Some restaurants don’t mind. Others do. Cowboy Chow has a no-photos policy. WTF?
Cameras used to turn up for birthday parties and celebrations. Now they’re used by diners who want to share the details of their dinner among friends or online. Whether you’re at a tasting or a clubby food diner, you’ll find people/bloggers clicking away, documenting their dinner.
Most restaurants tolerate it, as long as it doesn’t affect other diners. But some places enforce a ban out of fear that a competitor is stealing their recipes or ideas. That is plain idiotic. When something is copyrighted, you can’t take a picture of it without permission. But can a plate of food be copyrightable? Ummm, no. And even if it were, people could simply take notes on paper or get a to-go (take out) order to get a dish home to break it down.
But if they are doing it because they are disturbing the atmosphere and other guests, they should and have every right to do so (similar to a mobile phone usage policy) as long as they’re not applying it in a discriminatory manner.

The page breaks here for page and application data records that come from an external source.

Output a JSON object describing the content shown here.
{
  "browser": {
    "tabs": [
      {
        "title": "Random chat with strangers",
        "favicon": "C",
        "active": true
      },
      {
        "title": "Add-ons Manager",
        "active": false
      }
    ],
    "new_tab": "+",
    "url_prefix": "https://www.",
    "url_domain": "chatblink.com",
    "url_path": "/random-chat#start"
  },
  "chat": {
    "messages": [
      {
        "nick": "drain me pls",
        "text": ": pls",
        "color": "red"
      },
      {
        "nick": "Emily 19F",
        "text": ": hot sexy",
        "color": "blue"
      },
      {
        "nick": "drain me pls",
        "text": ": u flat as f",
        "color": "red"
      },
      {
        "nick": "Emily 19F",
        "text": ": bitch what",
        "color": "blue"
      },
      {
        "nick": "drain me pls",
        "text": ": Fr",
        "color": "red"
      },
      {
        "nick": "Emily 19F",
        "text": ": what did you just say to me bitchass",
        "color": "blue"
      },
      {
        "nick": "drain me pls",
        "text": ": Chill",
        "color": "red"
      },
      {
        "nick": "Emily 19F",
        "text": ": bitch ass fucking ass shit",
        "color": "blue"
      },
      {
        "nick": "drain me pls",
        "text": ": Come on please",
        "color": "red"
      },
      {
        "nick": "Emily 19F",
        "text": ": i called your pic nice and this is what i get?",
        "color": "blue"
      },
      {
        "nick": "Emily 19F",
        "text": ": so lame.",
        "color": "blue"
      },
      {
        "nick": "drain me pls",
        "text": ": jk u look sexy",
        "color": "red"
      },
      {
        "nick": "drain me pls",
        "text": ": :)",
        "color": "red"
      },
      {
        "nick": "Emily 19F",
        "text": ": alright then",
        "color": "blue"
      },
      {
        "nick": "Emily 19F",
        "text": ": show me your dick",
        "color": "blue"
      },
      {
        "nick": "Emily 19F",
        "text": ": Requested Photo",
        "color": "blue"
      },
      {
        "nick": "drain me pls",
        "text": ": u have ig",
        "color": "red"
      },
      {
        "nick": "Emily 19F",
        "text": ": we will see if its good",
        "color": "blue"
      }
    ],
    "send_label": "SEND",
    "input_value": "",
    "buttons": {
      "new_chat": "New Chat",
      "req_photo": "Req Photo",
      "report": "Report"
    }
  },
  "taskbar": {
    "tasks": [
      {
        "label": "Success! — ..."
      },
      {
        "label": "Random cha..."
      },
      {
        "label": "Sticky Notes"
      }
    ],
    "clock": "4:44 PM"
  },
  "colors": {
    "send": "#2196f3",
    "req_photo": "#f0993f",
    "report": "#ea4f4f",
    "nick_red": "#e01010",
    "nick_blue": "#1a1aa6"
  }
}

People are passionate about food. If customers and foodies are going to take pictures here are some simple tips… Don’t use flash. Don’t move around the table much. Don’t take so many photos that the dish gets cold. Good or bad, it is PR. If a person is putting on the Internet, it’s only going to help.